▼

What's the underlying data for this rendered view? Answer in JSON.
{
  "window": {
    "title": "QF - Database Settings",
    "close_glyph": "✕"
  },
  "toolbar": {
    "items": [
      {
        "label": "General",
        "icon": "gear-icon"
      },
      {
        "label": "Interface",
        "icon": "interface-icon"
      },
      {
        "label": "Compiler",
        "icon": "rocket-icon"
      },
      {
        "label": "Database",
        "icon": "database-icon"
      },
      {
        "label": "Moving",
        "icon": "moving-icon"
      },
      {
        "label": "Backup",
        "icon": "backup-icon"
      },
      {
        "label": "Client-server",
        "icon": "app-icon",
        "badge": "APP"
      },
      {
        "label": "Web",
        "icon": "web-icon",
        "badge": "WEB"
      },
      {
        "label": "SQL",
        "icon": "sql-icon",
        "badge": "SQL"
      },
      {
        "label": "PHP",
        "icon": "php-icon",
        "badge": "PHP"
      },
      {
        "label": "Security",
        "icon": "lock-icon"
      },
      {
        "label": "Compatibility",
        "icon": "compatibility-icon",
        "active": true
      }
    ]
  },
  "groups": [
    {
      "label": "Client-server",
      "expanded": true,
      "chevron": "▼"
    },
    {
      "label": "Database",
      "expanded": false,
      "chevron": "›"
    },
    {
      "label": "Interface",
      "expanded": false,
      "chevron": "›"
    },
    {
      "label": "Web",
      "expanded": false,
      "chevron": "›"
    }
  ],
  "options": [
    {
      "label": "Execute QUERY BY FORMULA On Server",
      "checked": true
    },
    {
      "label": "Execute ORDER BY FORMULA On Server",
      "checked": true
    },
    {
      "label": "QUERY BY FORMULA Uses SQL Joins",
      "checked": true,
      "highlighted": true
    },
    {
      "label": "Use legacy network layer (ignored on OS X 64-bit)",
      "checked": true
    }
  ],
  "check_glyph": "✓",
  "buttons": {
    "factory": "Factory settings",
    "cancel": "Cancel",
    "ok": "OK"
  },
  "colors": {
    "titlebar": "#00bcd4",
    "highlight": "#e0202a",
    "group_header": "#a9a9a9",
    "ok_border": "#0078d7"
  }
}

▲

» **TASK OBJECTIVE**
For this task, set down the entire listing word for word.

» **RESPONSE BELOW**
What's the underlying data for this rendered view? Answer in JSON.
{
  "window": {
    "title": "QF - Database Settings",
    "close_glyph": "✕"
  },
  "toolbar": {
    "items": [
      {
        "label": "General",
        "icon": "gear-icon"
      },
      {
        "label": "Interface",
        "icon": "interface-icon"
      },
      {
        "label": "Compiler",
        "icon": "rocket-icon"
      },
      {
        "label": "Database",
        "icon": "database-icon"
      },
      {
        "label": "Moving",
        "icon": "moving-icon"
      },
      {
        "label": "Backup",
        "icon": "backup-icon"
      },
      {
        "label": "Client-server",
        "icon": "app-icon",
        "badge": "APP"
      },
      {
        "label": "Web",
        "icon": "web-icon",
        "badge": "WEB"
      },
      {
        "label": "SQL",
        "icon": "sql-icon",
        "badge": "SQL"
      },
      {
        "label": "PHP",
        "icon": "php-icon",
        "badge": "PHP"
      },
      {
        "label": "Security",
        "icon": "lock-icon"
      },
      {
        "label": "Compatibility",
        "icon": "compatibility-icon",
        "active": true
      }
    ]
  },
  "groups": [
    {
      "label": "Client-server",
      "expanded": true,
      "chevron": "▼"
    },
    {
      "label": "Database",
      "expanded": false,
      "chevron": "›"
    },
    {
      "label": "Interface",
      "expanded": false,
      "chevron": "›"
    },
    {
      "label": "Web",
      "expanded": false,
      "chevron": "›"
    }
  ],
  "options": [
    {
      "label": "Execute QUERY BY FORMULA On Server",
      "checked": true
    },
    {
      "label": "Execute ORDER BY FORMULA On Server",
      "checked": true
    },
    {
      "label": "QUERY BY FORMULA Uses SQL Joins",
      "checked": true,
      "highlighted": true
    },
    {
      "label": "Use legacy network layer (ignored on OS X 64-bit)",
      "checked": true
    }
  ],
  "check_glyph": "✓",
  "buttons": {
    "factory": "Factory settings",
    "cancel": "Cancel",
    "ok": "OK"
  },
  "colors": {
    "titlebar": "#00bcd4",
    "highlight": "#e0202a",
    "group_header": "#a9a9a9",
    "ok_border": "#0078d7"
  }
}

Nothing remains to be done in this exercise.